> [YOUR GOAL] Write out the whole listing, matching it exactly.
··· DATA PROVIDED
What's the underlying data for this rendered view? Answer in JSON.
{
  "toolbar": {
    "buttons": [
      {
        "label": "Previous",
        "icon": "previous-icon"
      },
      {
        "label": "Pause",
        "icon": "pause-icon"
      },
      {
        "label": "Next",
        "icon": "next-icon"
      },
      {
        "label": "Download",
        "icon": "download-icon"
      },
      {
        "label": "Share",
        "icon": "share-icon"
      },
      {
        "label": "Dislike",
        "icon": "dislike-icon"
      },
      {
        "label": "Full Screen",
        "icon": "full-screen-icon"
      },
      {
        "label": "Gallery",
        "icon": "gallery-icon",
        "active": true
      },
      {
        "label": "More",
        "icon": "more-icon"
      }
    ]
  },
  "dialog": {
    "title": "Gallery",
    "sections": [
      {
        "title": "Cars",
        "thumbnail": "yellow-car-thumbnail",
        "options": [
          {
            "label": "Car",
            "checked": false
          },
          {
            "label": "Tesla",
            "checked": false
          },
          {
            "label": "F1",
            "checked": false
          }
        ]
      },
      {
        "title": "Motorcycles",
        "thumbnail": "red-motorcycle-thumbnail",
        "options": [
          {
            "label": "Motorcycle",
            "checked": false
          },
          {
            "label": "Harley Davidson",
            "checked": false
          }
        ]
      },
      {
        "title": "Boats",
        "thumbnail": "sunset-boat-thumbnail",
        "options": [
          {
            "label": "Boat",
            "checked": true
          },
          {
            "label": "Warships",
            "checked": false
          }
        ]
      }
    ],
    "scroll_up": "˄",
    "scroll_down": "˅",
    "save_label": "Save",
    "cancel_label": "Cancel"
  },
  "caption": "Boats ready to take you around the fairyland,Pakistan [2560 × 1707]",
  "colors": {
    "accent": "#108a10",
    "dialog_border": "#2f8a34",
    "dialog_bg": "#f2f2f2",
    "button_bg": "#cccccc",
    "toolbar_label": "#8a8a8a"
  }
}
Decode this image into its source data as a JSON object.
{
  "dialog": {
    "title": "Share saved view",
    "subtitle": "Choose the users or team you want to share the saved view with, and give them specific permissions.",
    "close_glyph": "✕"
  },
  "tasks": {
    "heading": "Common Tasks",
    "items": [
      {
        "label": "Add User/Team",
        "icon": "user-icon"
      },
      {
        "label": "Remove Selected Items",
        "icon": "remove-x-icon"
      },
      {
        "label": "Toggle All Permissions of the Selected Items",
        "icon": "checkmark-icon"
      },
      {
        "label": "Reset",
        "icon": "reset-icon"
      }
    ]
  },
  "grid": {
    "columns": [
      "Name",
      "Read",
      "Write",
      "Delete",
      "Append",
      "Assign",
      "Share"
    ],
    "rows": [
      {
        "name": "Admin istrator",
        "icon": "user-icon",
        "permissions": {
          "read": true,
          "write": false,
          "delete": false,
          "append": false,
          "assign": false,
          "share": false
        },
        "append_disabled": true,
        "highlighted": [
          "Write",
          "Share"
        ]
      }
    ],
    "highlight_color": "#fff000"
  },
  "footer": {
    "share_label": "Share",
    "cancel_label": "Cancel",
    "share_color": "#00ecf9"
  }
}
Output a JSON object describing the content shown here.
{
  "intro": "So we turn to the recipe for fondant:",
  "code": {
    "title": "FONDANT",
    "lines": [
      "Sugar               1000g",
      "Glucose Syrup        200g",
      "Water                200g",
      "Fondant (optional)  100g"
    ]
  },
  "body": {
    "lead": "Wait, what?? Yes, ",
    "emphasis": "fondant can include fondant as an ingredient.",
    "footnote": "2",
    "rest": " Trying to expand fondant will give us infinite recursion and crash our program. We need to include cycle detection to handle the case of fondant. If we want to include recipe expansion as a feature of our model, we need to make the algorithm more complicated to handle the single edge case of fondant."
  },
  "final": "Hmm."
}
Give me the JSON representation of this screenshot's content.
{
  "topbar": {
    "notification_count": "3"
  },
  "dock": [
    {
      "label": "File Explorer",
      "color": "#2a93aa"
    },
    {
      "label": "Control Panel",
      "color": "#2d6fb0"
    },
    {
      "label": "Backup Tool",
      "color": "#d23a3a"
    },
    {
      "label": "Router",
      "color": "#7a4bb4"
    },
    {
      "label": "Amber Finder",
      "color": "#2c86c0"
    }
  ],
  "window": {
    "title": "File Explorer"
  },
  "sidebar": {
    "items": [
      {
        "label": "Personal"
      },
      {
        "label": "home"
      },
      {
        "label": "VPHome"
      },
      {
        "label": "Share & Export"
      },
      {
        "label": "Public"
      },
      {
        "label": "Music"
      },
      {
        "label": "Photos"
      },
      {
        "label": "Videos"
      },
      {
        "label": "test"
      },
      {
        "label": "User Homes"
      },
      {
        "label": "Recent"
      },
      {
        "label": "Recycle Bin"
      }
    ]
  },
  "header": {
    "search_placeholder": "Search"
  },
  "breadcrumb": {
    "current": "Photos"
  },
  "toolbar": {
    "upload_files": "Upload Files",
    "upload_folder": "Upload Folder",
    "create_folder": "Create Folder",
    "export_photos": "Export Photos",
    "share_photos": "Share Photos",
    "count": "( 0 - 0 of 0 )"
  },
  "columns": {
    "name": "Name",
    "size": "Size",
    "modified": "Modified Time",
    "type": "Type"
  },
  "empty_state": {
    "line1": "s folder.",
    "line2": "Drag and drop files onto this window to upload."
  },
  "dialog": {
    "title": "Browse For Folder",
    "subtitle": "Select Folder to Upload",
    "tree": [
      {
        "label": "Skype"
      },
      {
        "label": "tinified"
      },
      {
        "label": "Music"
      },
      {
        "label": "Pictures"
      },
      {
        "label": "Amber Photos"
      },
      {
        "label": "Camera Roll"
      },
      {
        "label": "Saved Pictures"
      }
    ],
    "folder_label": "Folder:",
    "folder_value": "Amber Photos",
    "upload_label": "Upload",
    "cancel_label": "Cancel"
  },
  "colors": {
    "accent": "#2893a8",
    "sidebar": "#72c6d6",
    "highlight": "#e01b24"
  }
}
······
> [TASK OUTPUT]
What's the underlying data for this rendered view? Answer in JSON.
{
  "toolbar": {
    "buttons": [
      {
        "label": "Previous",
        "icon": "previous-icon"
      },
      {
        "label": "Pause",
        "icon": "pause-icon"
      },
      {
        "label": "Next",
        "icon": "next-icon"
      },
      {
        "label": "Download",
        "icon": "download-icon"
      },
      {
        "label": "Share",
        "icon": "share-icon"
      },
      {
        "label": "Dislike",
        "icon": "dislike-icon"
      },
      {
        "label": "Full Screen",
        "icon": "full-screen-icon"
      },
      {
        "label": "Gallery",
        "icon": "gallery-icon",
        "active": true
      },
      {
        "label": "More",
        "icon": "more-icon"
      }
    ]
  },
  "dialog": {
    "title": "Gallery",
    "sections": [
      {
        "title": "Cars",
        "thumbnail": "yellow-car-thumbnail",
        "options": [
          {
            "label": "Car",
            "checked": false
          },
          {
            "label": "Tesla",
            "checked": false
          },
          {
            "label": "F1",
            "checked": false
          }
        ]
      },
      {
        "title": "Motorcycles",
        "thumbnail": "red-motorcycle-thumbnail",
        "options": [
          {
            "label": "Motorcycle",
            "checked": false
          },
          {
            "label": "Harley Davidson",
            "checked": false
          }
        ]
      },
      {
        "title": "Boats",
        "thumbnail": "sunset-boat-thumbnail",
        "options": [
          {
            "label": "Boat",
            "checked": true
          },
          {
            "label": "Warships",
            "checked": false
          }
        ]
      }
    ],
    "scroll_up": "˄",
    "scroll_down": "˅",
    "save_label": "Save",
    "cancel_label": "Cancel"
  },
  "caption": "Boats ready to take you around the fairyland,Pakistan [2560 × 1707]",
  "colors": {
    "accent": "#108a10",
    "dialog_border": "#2f8a34",
    "dialog_bg": "#f2f2f2",
    "button_bg": "#cccccc",
    "toolbar_label": "#8a8a8a"
  }
}
Decode this image into its source data as a JSON object.
{
  "dialog": {
    "title": "Share saved view",
    "subtitle": "Choose the users or team you want to share the saved view with, and give them specific permissions.",
    "close_glyph": "✕"
  },
  "tasks": {
    "heading": "Common Tasks",
    "items": [
      {
        "label": "Add User/Team",
        "icon": "user-icon"
      },
      {
        "label": "Remove Selected Items",
        "icon": "remove-x-icon"
      },
      {
        "label": "Toggle All Permissions of the Selected Items",
        "icon": "checkmark-icon"
      },
      {
        "label": "Reset",
        "icon": "reset-icon"
      }
    ]
  },
  "grid": {
    "columns": [
      "Name",
      "Read",
      "Write",
      "Delete",
      "Append",
      "Assign",
      "Share"
    ],
    "rows": [
      {
        "name": "Admin istrator",
        "icon": "user-icon",
        "permissions": {
          "read": true,
          "write": false,
          "delete": false,
          "append": false,
          "assign": false,
          "share": false
        },
        "append_disabled": true,
        "highlighted": [
          "Write",
          "Share"
        ]
      }
    ],
    "highlight_color": "#fff000"
  },
  "footer": {
    "share_label": "Share",
    "cancel_label": "Cancel",
    "share_color": "#00ecf9"
  }
}
Output a JSON object describing the content shown here.
{
  "intro": "So we turn to the recipe for fondant:",
  "code": {
    "title": "FONDANT",
    "lines": [
      "Sugar               1000g",
      "Glucose Syrup        200g",
      "Water                200g",
      "Fondant (optional)  100g"
    ]
  },
  "body": {
    "lead": "Wait, what?? Yes, ",
    "emphasis": "fondant can include fondant as an ingredient.",
    "footnote": "2",
    "rest": " Trying to expand fondant will give us infinite recursion and crash our program. We need to include cycle detection to handle the case of fondant. If we want to include recipe expansion as a feature of our model, we need to make the algorithm more complicated to handle the single edge case of fondant."
  },
  "final": "Hmm."
}
Give me the JSON representation of this screenshot's content.
{
  "topbar": {
    "notification_count": "3"
  },
  "dock": [
    {
      "label": "File Explorer",
      "color": "#2a93aa"
    },
    {
      "label": "Control Panel",
      "color": "#2d6fb0"
    },
    {
      "label": "Backup Tool",
      "color": "#d23a3a"
    },
    {
      "label": "Router",
      "color": "#7a4bb4"
    },
    {
      "label": "Amber Finder",
      "color": "#2c86c0"
    }
  ],
  "window": {
    "title": "File Explorer"
  },
  "sidebar": {
    "items": [
      {
        "label": "Personal"
      },
      {
        "label": "home"
      },
      {
        "label": "VPHome"
      },
      {
        "label": "Share & Export"
      },
      {
        "label": "Public"
      },
      {
        "label": "Music"
      },
      {
        "label": "Photos"
      },
      {
        "label": "Videos"
      },
      {
        "label": "test"
      },
      {
        "label": "User Homes"
      },
      {
        "label": "Recent"
      },
      {
        "label": "Recycle Bin"
      }
    ]
  },
  "header": {
    "search_placeholder": "Search"
  },
  "breadcrumb": {
    "current": "Photos"
  },
  "toolbar": {
    "upload_files": "Upload Files",
    "upload_folder": "Upload Folder",
    "create_folder": "Create Folder",
    "export_photos": "Export Photos",
    "share_photos": "Share Photos",
    "count": "( 0 - 0 of 0 )"
  },
  "columns": {
    "name": "Name",
    "size": "Size",
    "modified": "Modified Time",
    "type": "Type"
  },
  "empty_state": {
    "line1": "s folder.",
    "line2": "Drag and drop files onto this window to upload."
  },
  "dialog": {
    "title": "Browse For Folder",
    "subtitle": "Select Folder to Upload",
    "tree": [
      {
        "label": "Skype"
      },
      {
        "label": "tinified"
      },
      {
        "label": "Music"
      },
      {
        "label": "Pictures"
      },
      {
        "label": "Amber Photos"
      },
      {
        "label": "Camera Roll"
      },
      {
        "label": "Saved Pictures"
      }
    ],
    "folder_label": "Folder:",
    "folder_value": "Amber Photos",
    "upload_label": "Upload",
    "cancel_label": "Cancel"
  },
  "colors": {
    "accent": "#2893a8",
    "sidebar": "#72c6d6",
    "highlight": "#e01b24"
  }
}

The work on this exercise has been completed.